I love her fur.

I’m not a big one for collecting poodles or flamingos or any other kind of animal artifact that became uber-ubiquitous in a former decade. When I see peoples’ places stuffed with these kind of things I think that they might only be collecting to have a proper 1950’s collection as opposed to just buying individual things because they love them. But Fifi was calling me so I drove my car around the block, pulled up in front of the sale and for five bucks, Fifi was mine in the space of one traffice light. She hopped in the front seat and matched her new surroundings well.

The car was a couple weeks past when it needed to be washed so as I drove home I picked up bits and pieces of things scattered around the car every time I came to a stop and fed Fifi til she was almost full. She looked so great with the two-tone green seats that I toyed with the idea of making her a permanent fixture up front. But I came to an abrupt stop when someone’s car stalled in front of me and Fifi flew up full force, hitting me in the head and dumping garbage all over me. Not at all like the neat and petite little Fifi and her lobster claw paws delicately balanced next to her flower pots.

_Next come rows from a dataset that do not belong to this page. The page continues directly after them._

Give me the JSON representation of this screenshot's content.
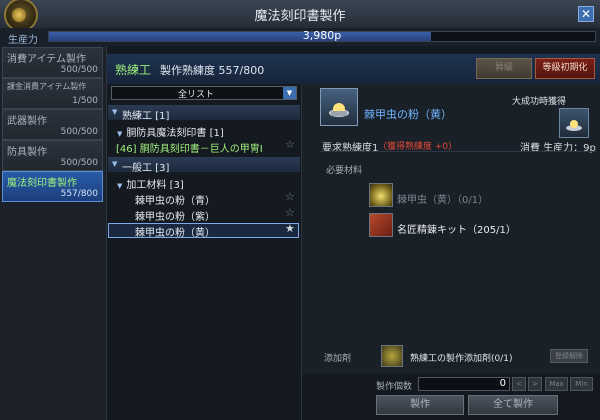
{
  "window": {
    "title": "魔法刻印書製作",
    "close_label": "✕"
  },
  "productivity": {
    "label": "生産力",
    "value": "3,980p",
    "fill_fraction": 0.7
  },
  "sidebar": {
    "items": [
      {
        "label": "消費アイテム製作",
        "count": "500/500",
        "selected": false
      },
      {
        "label": "課金消費アイテム製作",
        "count": "1/500",
        "selected": false
      },
      {
        "label": "武器製作",
        "count": "500/500",
        "selected": false
      },
      {
        "label": "防具製作",
        "count": "500/500",
        "selected": false
      },
      {
        "label": "魔法刻印書製作",
        "count": "557/800",
        "selected": true
      }
    ]
  },
  "header": {
    "skill_name": "熟練工",
    "proficiency": "製作熟練度 557/800",
    "upgrade_button": "昇級",
    "reset_button": "等級初期化"
  },
  "list": {
    "dropdown": "全リスト",
    "groups": [
      {
        "label": "熟練工 [1]",
        "subgroups": [
          {
            "label": "胴防具魔法刻印書 [1]",
            "recipes": [
              "[46] 胴防具刻印書－巨人の甲冑Ⅰ"
            ]
          }
        ]
      },
      {
        "label": "一般工 [3]",
        "subgroups": [
          {
            "label": "加工材料 [3]",
            "items": [
              "棘甲虫の粉（青）",
              "棘甲虫の粉（紫）",
              "棘甲虫の粉（黄）"
            ]
          }
        ]
      }
    ]
  },
  "detail": {
    "item_name": "棘甲虫の粉（黄）",
    "great_success_label": "大成功時獲得",
    "required_label": "要求熟練度1",
    "required_bonus": "（獲得熟練度 +0）",
    "consume_label": "消費 生産力：9p",
    "materials_heading": "必要材料",
    "materials": [
      {
        "name": "棘甲虫（黄）（0/1）",
        "available": false
      },
      {
        "name": "名匠精錬キット（205/1）",
        "available": true
      }
    ],
    "additive_label": "添加剤",
    "additive_name": "熟練工の製作添加剤(0/1)",
    "additive_button": "登録解除",
    "count_label": "製作個数",
    "count_value": "0",
    "small_buttons": [
      "<",
      ">",
      "Max",
      "Min"
    ],
    "craft_button": "製作",
    "craft_all_button": "全て製作"
  },
  "colors": {
    "accent_green": "#9ff07d",
    "item_blue": "#6fb4ff",
    "warning_red": "#e24a3a",
    "selected_blue": "#2a5ca8"
  }
}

So I realize she needs to be an in-house pet and spent much of the day yesterday walking her from room to room to see where she fit best. I’m happy to report she’s now very happy next to her same species magazine rack.